PRINCIPLE: Luciferase is an oxidative enzyme that catalyzes the conversion of luciferin to oxyluciferin. A byproduct of this reaction is the rapid release of energy in the form of light. By cloning the regulatory region of your gene of interest upstream from the luciferase gene in an expression vector, expressing it in cells, and performing the assay, gene expression can be measured as a function of light output. A luminometer can measure the light produced in a quantitative and highly sensitive manner.

EQUIPMENT: Molecular Devices SpectraMax L

 

QUESTION: What is the best way to quantitate Western blots?

ANSWER: Camera-based imaging of Western blots provides a highly quantitative, highly sensitive method of analyzing chemiluminescent or fluorescently labeled Western blots.

PRINCIPLE: Photons generated from chemiluminescent or fluorescently labeled Western blots are collected on highly sensitive digital detectors. The accuracy, linearity and wide dynamic range of these detectors allows for both strong and weak bands to be detected on the same blot and quantitated precisely in a linear fashion, without the use of film. An added level of sensitivity can be also be achieved by using infrared fluorophores, enabling the detection of protein levels as low as one picogram.

EQUIPMENT: Li-Cor Odyssey FC, Molecular Dynamics Typhoon Phosphorimager

  

QUESTION: How can I excise specific populations of cells from tissue for further analysis (e.g. PCR/RT-PCR)?

ANSWER: Laser microdissection microscopy can be used to selectively dissect specific populations of cells from tissues. Isolated cells can be used for a variety of subsequent experiments, including RT-PCR or qPCR.

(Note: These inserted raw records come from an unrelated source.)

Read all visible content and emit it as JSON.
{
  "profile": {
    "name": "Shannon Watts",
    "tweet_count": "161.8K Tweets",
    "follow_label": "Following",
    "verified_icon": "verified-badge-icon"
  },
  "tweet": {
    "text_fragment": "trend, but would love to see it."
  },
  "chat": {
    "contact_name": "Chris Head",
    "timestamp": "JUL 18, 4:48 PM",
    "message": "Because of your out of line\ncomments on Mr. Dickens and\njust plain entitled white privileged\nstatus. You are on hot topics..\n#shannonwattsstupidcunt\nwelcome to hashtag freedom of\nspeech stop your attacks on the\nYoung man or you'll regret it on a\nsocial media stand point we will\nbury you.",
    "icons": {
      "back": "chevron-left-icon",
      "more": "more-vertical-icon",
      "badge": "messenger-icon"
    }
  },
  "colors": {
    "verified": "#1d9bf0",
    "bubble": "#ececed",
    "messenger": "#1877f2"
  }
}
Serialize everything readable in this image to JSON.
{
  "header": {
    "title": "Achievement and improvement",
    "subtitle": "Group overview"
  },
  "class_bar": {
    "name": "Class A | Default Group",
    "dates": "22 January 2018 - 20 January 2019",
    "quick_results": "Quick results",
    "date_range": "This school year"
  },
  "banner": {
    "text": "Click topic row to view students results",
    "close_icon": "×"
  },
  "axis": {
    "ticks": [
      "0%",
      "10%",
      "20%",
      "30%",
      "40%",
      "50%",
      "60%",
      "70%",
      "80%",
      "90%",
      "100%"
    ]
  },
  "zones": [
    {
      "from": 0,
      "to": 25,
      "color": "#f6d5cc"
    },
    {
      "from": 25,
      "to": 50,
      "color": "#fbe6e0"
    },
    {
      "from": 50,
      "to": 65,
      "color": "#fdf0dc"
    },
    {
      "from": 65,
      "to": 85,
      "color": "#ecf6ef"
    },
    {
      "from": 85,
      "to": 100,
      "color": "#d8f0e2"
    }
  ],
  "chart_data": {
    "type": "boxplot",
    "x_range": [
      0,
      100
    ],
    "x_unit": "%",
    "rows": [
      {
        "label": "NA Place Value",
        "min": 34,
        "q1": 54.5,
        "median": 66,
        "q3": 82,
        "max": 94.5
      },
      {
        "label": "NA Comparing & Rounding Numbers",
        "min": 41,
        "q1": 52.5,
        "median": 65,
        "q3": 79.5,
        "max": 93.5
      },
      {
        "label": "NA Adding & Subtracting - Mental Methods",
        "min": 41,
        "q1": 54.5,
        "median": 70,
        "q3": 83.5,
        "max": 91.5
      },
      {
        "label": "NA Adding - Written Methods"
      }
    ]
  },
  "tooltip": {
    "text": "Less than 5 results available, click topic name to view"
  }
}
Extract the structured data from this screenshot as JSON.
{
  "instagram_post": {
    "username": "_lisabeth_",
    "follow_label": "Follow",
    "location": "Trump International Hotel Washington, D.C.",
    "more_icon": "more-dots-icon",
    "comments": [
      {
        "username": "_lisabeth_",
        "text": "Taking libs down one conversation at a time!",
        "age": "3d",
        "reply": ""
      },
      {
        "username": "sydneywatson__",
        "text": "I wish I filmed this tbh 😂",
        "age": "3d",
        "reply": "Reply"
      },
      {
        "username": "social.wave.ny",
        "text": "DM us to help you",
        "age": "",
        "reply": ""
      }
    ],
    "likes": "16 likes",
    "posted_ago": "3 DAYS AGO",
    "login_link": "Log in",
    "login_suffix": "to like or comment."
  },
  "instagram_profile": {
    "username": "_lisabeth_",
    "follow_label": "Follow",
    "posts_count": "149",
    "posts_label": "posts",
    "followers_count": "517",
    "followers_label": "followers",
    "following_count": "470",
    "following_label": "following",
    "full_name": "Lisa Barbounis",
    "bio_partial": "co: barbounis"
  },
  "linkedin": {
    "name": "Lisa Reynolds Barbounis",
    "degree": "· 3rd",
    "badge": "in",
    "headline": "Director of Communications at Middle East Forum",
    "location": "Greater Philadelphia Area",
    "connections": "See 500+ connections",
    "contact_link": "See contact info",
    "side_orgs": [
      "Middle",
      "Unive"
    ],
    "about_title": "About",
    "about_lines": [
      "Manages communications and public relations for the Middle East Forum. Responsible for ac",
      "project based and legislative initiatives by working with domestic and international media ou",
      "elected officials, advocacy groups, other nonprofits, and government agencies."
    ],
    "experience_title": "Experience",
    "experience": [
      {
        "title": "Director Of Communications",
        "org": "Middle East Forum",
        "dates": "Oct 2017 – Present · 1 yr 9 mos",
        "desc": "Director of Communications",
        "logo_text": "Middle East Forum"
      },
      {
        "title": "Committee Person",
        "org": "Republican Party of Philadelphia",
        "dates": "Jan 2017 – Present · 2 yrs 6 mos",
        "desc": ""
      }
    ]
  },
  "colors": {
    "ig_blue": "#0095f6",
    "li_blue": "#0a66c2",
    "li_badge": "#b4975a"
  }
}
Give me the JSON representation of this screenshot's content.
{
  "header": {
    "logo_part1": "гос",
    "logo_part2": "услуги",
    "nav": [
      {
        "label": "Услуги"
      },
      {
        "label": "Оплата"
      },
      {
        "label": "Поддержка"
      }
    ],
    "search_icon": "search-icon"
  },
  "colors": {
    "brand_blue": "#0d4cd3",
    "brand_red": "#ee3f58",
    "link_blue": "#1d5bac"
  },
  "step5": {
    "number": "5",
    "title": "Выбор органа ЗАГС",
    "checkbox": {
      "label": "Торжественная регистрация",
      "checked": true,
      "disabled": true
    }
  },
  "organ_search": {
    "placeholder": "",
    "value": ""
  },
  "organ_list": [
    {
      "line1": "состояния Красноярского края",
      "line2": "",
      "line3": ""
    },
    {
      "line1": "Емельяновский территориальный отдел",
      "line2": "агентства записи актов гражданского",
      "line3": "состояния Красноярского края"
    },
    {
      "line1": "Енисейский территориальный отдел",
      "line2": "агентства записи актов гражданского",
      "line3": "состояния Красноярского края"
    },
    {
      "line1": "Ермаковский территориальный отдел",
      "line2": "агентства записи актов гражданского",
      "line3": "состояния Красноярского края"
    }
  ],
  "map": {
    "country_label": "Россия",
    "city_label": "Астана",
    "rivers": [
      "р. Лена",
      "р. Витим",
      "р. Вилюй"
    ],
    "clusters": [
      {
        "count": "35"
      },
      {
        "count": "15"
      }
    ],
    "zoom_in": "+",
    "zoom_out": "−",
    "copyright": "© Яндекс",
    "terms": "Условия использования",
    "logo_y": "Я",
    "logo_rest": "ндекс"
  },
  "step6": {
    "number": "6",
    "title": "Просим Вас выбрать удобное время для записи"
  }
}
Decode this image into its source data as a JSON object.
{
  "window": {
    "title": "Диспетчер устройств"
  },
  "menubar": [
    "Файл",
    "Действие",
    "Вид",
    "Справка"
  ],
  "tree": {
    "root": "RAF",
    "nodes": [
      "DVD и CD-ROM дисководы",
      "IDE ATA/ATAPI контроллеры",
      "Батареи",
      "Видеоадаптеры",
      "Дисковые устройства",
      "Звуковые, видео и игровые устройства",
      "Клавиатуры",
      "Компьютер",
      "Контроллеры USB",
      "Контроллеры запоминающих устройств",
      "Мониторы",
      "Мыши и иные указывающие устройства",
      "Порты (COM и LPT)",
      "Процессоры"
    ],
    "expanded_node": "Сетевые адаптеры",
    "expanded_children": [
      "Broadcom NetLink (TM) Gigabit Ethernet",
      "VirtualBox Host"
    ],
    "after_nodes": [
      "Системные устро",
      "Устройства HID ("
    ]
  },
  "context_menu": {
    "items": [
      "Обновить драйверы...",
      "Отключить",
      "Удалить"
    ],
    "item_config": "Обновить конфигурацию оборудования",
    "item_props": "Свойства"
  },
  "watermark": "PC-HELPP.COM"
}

PRINCIPLE: Tissue sections labeled via immunofluorescence or immunohistochemistry mounted on specialized slides can be microdissected using a high-powered ultraviolet laser to isolate specific populations of cells. The dissected population is then transferred/captured to specialized tubes for further analysis

EQUIPMENT: MMI Laser Microdissection microscope